• REQUIRED ACTION
Once you have read the data below, set it all down again exactly.

• RECORD EXTRACTS
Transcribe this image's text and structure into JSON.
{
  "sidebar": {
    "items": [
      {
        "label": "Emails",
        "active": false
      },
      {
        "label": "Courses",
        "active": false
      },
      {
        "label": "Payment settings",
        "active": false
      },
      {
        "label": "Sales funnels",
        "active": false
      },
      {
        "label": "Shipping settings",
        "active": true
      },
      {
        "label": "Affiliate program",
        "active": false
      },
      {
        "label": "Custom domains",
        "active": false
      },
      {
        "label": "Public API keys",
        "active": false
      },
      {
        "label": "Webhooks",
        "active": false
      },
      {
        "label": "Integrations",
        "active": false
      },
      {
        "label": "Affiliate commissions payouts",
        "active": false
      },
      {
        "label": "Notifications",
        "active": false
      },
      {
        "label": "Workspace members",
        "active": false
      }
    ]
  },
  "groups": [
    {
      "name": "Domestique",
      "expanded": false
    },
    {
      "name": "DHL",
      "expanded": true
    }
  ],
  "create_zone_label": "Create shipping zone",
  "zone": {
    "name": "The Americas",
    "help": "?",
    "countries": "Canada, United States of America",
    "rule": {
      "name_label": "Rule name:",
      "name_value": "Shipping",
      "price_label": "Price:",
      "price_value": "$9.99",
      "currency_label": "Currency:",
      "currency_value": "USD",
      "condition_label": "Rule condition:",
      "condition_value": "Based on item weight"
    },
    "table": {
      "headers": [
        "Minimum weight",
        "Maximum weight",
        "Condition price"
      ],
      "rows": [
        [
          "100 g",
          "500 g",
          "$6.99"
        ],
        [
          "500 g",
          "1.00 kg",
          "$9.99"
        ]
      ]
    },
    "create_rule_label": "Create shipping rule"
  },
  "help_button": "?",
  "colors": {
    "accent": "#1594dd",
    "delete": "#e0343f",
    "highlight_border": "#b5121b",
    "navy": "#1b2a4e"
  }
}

• YOUR SOLUTION
Transcribe this image's text and structure into JSON.
{
  "sidebar": {
    "items": [
      {
        "label": "Emails",
        "active": false
      },
      {
        "label": "Courses",
        "active": false
      },
      {
        "label": "Payment settings",
        "active": false
      },
      {
        "label": "Sales funnels",
        "active": false
      },
      {
        "label": "Shipping settings",
        "active": true
      },
      {
        "label": "Affiliate program",
        "active": false
      },
      {
        "label": "Custom domains",
        "active": false
      },
      {
        "label": "Public API keys",
        "active": false
      },
      {
        "label": "Webhooks",
        "active": false
      },
      {
        "label": "Integrations",
        "active": false
      },
      {
        "label": "Affiliate commissions payouts",
        "active": false
      },
      {
        "label": "Notifications",
        "active": false
      },
      {
        "label": "Workspace members",
        "active": false
      }
    ]
  },
  "groups": [
    {
      "name": "Domestique",
      "expanded": false
    },
    {
      "name": "DHL",
      "expanded": true
    }
  ],
  "create_zone_label": "Create shipping zone",
  "zone": {
    "name": "The Americas",
    "help": "?",
    "countries": "Canada, United States of America",
    "rule": {
      "name_label": "Rule name:",
      "name_value": "Shipping",
      "price_label": "Price:",
      "price_value": "$9.99",
      "currency_label": "Currency:",
      "currency_value": "USD",
      "condition_label": "Rule condition:",
      "condition_value": "Based on item weight"
    },
    "table": {
      "headers": [
        "Minimum weight",
        "Maximum weight",
        "Condition price"
      ],
      "rows": [
        [
          "100 g",
          "500 g",
          "$6.99"
        ],
        [
          "500 g",
          "1.00 kg",
          "$9.99"
        ]
      ]
    },
    "create_rule_label": "Create shipping rule"
  },
  "help_button": "?",
  "colors": {
    "accent": "#1594dd",
    "delete": "#e0343f",
    "highlight_border": "#b5121b",
    "navy": "#1b2a4e"
  }
}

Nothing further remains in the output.